Robert Howard, a spokesman for the North Carolina Democratic Party, made a similar comment Monday, writing in an email that Tillis is prioritizing the Supreme Court fight over “urgently needed COVID relief.” Texas Democratic Party spokesman Billy Begala accused Cornyn of following the will of his “D.C. political bosses” who “want to rush a lifetime appointment onto the court.”
Like other Democratic challengers, Ernst’s opponent, real estate executive Theresa Greenfield, plans to keep the focus squarely on health care even as Ernst may be in the national spotlight as a member of the Judiciary Committee.
“It doesn’t matter where Senator Ernst is,” Greenfield spokeswoman Izzi Levy said in a statement. “She can’t run from her disastrous record of gutting protections for pre-existing conditions and dismantling Medicaid expansion.”
(Ernest pledged at a Monday debate to “do her duty” as a Judiciary member. “We will vet the nominee,” she said.”)
In South Carolina, recent polls have shown Democrat Jaime Harrison and Graham in a neck-and-neck race, but Harrison needs to appeal to independent voters and moderate Republicans to win in the conservative state.

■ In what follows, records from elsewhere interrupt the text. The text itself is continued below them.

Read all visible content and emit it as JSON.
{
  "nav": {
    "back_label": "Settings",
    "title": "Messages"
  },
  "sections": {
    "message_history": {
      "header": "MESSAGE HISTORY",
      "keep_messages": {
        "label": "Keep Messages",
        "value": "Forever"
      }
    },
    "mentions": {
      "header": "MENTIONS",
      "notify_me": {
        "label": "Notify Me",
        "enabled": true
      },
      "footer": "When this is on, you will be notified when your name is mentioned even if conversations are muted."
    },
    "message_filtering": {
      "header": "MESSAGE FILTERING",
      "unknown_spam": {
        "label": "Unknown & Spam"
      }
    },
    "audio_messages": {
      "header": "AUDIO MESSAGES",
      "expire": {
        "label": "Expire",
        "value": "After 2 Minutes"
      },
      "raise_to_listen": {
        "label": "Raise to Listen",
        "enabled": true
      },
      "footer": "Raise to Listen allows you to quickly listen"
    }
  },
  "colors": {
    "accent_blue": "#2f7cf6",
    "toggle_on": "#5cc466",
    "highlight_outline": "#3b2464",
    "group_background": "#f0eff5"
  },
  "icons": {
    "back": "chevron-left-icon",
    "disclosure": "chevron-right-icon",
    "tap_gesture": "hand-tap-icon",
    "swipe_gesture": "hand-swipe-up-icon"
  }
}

That gives him little incentive to make a forceful statement on the nomination.
Graham’s campaign on Monday knocked Harrison’s silence about the Supreme Court as an “unfortunate trend.”
“Watching Lindsey Graham stand up for this impressive conservative woman scares Democrats,” Graham campaign spokesman TW Arrington said in a statement. “It’s been [Harrison’s] playbook all race: hide from hard questions about his liberal views, and run attack ads.”
Later on Monday, Harrison made his first public statement on the high court vacancy, telling Charleston ABC affiliate WCIV that he doesn’t think the appointment should be rushed before the election and, as senator, he would “give every president’s nominee fair and thorough consideration.”